These positive results were not short-term. Since the Kaizen Event, the food manufacturing company has been able to maintain complete accountability at its dock. Delivery attempts and signatures are now recorded via handheld devices. Data is synchronized between delivery staff, the shipping/receiving department, and the end user. Thorough closing procedures and inventory happen at the end of each working day.

3 Best Practices Learned From a Kaizen Event

Through working with Canon Business Process Services to find solutions to its mail management issue, the food manufacturing company gained some valuable lessons that have kept its accountability at 100% since. Here are some of the practices that can be applied to your own business:

1. Invest in your people ahead of technology

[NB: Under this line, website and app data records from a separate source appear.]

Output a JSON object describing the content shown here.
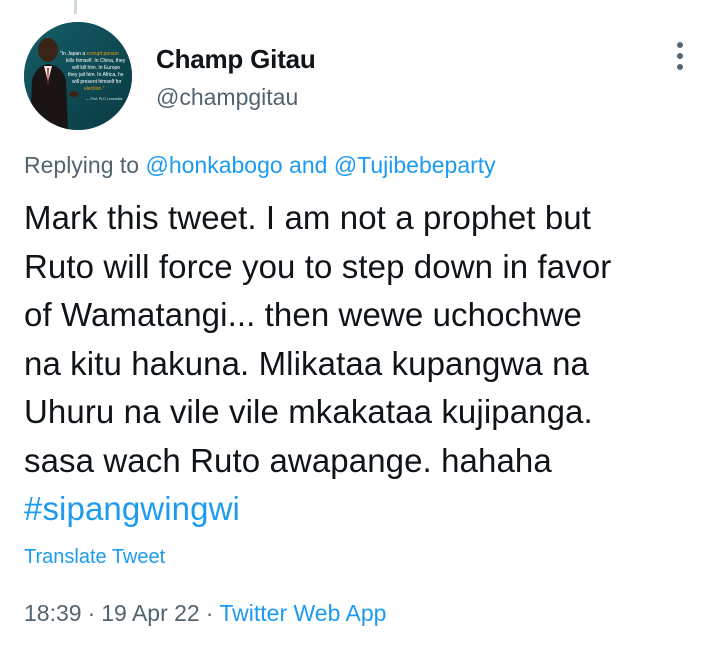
{
  "author": {
    "display_name": "Champ Gitau",
    "handle": "@champgitau"
  },
  "reply": {
    "prefix": "Replying to",
    "mention_1": "@honkabogo",
    "joiner": "and",
    "mention_2": "@Tujibebeparty"
  },
  "tweet": {
    "lines": [
      "Mark this tweet. I am not a prophet but",
      "Ruto will force you to step down in favor",
      "of Wamatangi... then wewe uchochwe",
      "na kitu hakuna. Mlikataa kupangwa na",
      "Uhuru na vile vile mkakataa kujipanga.",
      "sasa wach Ruto awapange. hahaha"
    ],
    "hashtag": "#sipangwingwi"
  },
  "translate_label": "Translate Tweet",
  "meta": {
    "time": "18:39",
    "date": "19 Apr 22",
    "separator": "·",
    "source": "Twitter Web App"
  },
  "avatar_text": {
    "l1a": "\"In Japan a ",
    "l1b": "corrupt person",
    "l2": "kills himself. In China, they",
    "l3": "will kill him. In Europe",
    "l4": "they jail him. In Africa, he",
    "l5": "will present himself for",
    "l6": "election.\"",
    "credit": "— Prof. PLO Lumumba"
  },
  "colors": {
    "link": "#1d9bf0",
    "secondary_text": "#536471",
    "primary_text": "#0f1419",
    "avatar_bg": "#0e4a52"
  },
  "icons": {
    "more": "vertical-ellipsis-icon"
  }
}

When the food manufacturer was initially trying to solve its mail management issue, it first opted to invest in new technology that it believed would solve its problems. As it turned out, the software was not set up to do what the organization hoped it would do. If employees had the proper training, the limitations of the software might have been spotted before making such an investment. Even if the software did work correctly, the positive results would have been limited without properly addressing issues in the employee workflow. Making sure that your processes are sound and that your employees are all properly trained can go a long way toward optimizing the efficiency of your business.

2. Eliminate waste

In looking at the shipping and receiving processes, the team was able to identify a lot of duplicate efforts that were redundant and creating waste. Take a good look at where there could be waste in your processes and find solutions on how to eliminate it.

3. Synchronize your workflow

One contributing factor to the food manufacturer having such an issue with mail management was that it passed through too many hands. Another was a lack of proper communication among the departments, which could cause confusion and work duplication. This was solved by making improvements to the overall workflow synchronization. Having your workflow properly synchronized can help you have much more efficient operations.

Six Sigma’s Role in How Canon Business Process Services Helps Companies Improve

The amazing improvement in package accountability for the shipping and receiving department of the food manufacturing company is not unusual when using Six Sigma tools. In over a thousand projects, Canon Business Process Services has been able to provide results for organizations that need to improve their processes. If there is any doubt about the power behind the Six Sigma methodology, one only needs to look at how often Canon has been able to help other organizations succeed using these tools. A Kaizen Event lasts about a week, but the solutions found in that short time have been able to solve the manufacturer’s issue and keep the problem fixed. Kaizen Events are just one Six Sigma tool. Just imagine what a full 4-6 month Six Sigma project could do toward improving the efficiency of an organization.

About the Author